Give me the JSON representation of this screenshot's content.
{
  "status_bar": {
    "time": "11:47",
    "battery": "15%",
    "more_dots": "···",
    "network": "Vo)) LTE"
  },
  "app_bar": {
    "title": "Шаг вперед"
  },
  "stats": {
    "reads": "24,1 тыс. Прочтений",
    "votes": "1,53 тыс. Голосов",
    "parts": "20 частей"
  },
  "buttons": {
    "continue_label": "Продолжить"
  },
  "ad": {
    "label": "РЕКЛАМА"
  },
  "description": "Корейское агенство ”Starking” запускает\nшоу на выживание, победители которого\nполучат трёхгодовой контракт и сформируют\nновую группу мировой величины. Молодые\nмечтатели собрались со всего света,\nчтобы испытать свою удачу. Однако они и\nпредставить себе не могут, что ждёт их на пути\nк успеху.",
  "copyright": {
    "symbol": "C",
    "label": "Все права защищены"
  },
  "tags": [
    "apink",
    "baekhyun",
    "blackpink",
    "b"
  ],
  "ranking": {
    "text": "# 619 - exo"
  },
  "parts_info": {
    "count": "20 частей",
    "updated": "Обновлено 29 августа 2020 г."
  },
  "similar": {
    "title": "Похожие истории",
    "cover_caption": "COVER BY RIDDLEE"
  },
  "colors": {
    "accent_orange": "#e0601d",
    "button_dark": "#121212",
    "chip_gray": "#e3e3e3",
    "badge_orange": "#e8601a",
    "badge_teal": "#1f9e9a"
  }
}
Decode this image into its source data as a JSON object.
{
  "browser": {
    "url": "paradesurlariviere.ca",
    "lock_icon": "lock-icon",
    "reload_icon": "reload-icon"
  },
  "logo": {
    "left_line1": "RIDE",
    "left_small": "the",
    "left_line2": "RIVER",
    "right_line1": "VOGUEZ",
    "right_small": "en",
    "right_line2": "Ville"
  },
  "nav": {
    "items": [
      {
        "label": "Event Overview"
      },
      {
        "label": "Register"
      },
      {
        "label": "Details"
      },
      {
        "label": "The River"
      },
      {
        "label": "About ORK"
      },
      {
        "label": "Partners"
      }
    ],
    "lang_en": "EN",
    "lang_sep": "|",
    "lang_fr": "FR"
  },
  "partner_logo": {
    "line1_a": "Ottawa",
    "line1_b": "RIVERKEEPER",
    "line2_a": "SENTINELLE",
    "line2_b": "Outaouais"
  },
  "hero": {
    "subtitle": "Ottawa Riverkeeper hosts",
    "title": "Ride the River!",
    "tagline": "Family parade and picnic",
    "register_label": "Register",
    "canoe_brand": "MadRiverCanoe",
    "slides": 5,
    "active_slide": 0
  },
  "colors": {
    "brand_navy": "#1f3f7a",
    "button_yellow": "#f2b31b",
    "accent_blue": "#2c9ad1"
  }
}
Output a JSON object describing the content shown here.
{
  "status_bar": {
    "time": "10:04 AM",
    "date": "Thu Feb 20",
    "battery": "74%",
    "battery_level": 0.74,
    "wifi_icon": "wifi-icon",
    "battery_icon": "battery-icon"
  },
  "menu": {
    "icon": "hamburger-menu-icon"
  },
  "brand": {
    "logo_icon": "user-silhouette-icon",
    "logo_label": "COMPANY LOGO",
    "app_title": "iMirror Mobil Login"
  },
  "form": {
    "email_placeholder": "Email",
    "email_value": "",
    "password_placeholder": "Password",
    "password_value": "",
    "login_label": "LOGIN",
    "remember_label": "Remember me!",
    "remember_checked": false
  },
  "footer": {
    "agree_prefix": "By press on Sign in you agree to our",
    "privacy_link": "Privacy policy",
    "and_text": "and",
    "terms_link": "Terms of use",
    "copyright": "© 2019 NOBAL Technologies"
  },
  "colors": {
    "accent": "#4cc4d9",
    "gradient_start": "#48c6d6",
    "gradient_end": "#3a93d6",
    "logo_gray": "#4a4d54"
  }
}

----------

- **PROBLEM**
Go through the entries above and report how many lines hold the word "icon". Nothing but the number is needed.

- **EXERCISE ANSWER**
6